This exercise asks for a copy of each line in the records below with the word "shortcut" in it.

-- Source material follows --

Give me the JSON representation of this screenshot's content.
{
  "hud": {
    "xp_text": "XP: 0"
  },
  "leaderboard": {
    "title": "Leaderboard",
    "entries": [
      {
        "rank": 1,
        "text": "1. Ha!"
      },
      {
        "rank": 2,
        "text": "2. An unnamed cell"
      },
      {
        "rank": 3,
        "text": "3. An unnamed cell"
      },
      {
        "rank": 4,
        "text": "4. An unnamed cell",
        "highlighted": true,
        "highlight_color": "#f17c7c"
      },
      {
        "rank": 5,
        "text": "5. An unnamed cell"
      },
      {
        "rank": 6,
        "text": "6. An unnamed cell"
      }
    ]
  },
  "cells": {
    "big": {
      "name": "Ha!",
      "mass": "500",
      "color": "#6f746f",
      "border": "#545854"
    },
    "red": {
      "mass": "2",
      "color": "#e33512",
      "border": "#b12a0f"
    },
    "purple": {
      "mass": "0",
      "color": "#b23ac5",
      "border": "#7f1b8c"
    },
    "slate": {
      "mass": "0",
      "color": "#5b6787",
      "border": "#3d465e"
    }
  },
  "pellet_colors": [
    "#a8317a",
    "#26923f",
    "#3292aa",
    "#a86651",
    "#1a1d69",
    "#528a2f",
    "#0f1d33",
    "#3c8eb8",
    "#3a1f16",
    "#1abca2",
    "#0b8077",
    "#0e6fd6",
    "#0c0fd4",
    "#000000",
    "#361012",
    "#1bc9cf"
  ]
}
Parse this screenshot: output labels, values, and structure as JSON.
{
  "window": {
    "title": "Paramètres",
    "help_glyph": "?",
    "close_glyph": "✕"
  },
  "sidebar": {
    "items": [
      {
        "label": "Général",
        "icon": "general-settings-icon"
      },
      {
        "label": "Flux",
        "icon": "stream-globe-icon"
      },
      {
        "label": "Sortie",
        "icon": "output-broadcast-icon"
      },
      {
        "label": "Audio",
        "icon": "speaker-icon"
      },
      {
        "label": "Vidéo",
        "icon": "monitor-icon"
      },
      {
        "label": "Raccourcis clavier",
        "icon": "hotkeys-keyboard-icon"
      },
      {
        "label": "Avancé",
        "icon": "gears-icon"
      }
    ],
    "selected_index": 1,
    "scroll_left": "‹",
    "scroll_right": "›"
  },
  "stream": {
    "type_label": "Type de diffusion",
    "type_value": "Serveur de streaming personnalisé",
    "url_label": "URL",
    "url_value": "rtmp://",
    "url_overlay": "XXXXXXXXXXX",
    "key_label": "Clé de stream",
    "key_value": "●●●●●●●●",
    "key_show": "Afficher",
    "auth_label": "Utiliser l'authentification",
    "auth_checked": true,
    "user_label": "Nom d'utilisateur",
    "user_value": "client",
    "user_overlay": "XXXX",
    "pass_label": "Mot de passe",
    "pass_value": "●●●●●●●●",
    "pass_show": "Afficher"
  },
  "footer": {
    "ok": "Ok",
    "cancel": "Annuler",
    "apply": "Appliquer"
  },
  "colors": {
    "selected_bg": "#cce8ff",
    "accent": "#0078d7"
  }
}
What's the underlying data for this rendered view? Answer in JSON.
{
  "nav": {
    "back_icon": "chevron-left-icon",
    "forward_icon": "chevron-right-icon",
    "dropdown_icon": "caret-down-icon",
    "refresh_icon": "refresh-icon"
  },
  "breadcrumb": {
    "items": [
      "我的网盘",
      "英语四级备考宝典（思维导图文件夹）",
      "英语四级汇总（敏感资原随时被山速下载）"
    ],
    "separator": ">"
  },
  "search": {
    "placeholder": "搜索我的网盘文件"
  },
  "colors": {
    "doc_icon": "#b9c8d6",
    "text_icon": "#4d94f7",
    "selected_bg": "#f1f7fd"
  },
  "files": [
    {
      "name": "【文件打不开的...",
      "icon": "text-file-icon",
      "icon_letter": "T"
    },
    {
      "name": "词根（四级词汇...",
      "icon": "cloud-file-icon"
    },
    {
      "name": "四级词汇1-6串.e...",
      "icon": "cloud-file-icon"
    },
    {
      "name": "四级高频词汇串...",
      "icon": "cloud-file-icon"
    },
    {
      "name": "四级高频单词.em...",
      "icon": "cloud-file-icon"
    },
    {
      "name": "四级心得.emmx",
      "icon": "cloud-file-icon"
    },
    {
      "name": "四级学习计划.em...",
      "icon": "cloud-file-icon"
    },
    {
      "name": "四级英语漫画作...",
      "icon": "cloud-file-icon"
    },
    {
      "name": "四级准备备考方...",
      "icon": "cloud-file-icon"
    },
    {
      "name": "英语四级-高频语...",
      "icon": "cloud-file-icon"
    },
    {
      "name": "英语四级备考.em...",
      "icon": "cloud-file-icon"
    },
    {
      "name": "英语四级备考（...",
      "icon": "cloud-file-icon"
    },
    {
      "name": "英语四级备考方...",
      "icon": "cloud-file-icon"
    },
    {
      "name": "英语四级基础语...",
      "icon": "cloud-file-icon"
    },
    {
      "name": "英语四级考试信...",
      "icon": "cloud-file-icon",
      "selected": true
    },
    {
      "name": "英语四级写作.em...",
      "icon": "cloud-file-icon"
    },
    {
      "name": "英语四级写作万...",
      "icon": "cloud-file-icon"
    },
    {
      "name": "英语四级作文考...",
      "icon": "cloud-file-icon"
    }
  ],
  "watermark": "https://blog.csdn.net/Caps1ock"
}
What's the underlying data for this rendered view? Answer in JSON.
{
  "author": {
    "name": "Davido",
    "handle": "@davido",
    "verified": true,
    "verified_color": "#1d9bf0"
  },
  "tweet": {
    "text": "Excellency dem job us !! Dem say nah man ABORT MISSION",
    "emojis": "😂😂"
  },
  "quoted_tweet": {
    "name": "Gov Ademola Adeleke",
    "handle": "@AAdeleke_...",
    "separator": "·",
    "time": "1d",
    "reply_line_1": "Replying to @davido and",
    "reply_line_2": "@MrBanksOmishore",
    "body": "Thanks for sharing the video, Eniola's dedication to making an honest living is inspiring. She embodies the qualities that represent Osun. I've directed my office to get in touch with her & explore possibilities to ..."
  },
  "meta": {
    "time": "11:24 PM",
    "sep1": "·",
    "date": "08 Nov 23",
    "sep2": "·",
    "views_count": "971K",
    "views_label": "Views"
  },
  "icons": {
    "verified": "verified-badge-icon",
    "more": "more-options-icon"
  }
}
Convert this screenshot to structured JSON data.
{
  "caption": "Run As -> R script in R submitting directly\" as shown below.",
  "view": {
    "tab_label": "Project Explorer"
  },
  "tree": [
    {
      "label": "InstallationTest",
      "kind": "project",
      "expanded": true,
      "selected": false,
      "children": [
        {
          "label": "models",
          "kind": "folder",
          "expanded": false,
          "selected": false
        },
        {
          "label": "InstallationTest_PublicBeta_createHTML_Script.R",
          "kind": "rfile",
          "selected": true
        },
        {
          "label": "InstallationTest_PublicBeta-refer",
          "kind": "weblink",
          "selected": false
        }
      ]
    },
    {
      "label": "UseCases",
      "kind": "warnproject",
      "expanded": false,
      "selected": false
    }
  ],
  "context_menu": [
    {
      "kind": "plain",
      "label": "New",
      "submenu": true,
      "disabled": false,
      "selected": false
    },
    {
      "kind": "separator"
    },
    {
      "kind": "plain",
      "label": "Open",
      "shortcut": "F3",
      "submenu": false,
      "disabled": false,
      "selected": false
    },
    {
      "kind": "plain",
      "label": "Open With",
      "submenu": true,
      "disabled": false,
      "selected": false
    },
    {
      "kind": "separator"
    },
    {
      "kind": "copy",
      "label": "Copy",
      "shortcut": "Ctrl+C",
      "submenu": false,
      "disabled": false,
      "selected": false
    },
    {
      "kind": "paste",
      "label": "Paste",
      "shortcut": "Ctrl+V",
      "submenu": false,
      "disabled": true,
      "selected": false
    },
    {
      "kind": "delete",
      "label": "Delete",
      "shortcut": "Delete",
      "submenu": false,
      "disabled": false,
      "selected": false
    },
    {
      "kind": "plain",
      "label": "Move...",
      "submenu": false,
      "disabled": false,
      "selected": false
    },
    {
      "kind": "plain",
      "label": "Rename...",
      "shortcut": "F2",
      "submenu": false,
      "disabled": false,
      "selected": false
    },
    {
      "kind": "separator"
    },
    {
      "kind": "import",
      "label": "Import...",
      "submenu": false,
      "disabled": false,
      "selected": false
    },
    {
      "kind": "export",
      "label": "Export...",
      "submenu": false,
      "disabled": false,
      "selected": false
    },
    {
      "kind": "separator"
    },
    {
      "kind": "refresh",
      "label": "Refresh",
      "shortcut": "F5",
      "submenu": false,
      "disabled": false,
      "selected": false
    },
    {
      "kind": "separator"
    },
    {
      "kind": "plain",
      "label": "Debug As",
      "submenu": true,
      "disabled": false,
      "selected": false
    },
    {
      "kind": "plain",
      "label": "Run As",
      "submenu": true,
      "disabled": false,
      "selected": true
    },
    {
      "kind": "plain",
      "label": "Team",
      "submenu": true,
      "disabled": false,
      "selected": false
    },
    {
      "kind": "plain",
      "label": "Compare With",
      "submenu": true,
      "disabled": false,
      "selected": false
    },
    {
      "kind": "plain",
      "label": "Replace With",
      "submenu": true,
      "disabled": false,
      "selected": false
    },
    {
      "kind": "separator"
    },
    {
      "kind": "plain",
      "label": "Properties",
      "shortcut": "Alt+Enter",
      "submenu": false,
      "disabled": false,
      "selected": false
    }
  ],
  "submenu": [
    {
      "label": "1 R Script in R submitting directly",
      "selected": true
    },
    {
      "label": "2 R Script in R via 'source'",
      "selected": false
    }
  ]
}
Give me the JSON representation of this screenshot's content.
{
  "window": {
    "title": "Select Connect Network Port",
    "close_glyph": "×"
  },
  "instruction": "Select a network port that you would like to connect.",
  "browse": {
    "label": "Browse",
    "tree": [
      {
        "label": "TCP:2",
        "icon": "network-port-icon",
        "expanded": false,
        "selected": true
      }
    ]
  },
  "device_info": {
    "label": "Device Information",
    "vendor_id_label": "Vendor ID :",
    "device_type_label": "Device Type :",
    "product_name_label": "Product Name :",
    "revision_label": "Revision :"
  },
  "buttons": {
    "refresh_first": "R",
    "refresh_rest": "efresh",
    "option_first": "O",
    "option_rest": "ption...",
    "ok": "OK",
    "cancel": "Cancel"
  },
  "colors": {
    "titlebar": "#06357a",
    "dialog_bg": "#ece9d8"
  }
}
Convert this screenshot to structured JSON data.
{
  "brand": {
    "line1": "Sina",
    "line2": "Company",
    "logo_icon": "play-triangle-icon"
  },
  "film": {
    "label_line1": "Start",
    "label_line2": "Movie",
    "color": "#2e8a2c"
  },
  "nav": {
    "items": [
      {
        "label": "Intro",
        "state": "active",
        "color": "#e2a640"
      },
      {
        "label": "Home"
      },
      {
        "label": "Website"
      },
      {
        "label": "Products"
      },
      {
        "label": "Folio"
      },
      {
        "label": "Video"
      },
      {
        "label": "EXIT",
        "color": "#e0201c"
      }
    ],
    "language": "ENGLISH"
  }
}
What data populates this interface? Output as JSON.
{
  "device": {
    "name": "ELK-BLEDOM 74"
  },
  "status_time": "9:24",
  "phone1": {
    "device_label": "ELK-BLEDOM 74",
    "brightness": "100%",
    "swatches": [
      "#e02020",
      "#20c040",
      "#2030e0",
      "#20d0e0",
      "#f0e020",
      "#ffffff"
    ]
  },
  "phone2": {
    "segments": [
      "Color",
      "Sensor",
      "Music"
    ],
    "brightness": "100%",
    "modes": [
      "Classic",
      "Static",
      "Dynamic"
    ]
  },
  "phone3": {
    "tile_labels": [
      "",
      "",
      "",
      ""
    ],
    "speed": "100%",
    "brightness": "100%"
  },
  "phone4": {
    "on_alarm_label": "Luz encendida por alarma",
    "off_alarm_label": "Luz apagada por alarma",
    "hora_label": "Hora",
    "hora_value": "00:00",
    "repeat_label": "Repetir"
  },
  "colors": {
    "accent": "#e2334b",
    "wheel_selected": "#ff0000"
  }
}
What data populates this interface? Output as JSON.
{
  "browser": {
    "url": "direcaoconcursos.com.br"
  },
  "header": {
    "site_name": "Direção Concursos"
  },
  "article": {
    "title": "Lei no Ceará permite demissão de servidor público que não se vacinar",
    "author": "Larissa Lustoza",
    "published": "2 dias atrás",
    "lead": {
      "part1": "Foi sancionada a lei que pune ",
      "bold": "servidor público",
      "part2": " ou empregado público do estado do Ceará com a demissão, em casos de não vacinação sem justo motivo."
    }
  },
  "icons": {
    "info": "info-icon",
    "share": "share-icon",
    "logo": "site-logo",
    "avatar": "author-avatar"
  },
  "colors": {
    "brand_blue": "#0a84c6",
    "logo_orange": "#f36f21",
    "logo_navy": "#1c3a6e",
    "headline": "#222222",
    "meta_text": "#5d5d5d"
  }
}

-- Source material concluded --

Exercise answer:
      "shortcut": "F3",
      "shortcut": "Ctrl+C",
      "shortcut": "Ctrl+V",
      "shortcut": "Delete",
      "shortcut": "F2",
      "shortcut": "F5",
      "shortcut": "Alt+Enter",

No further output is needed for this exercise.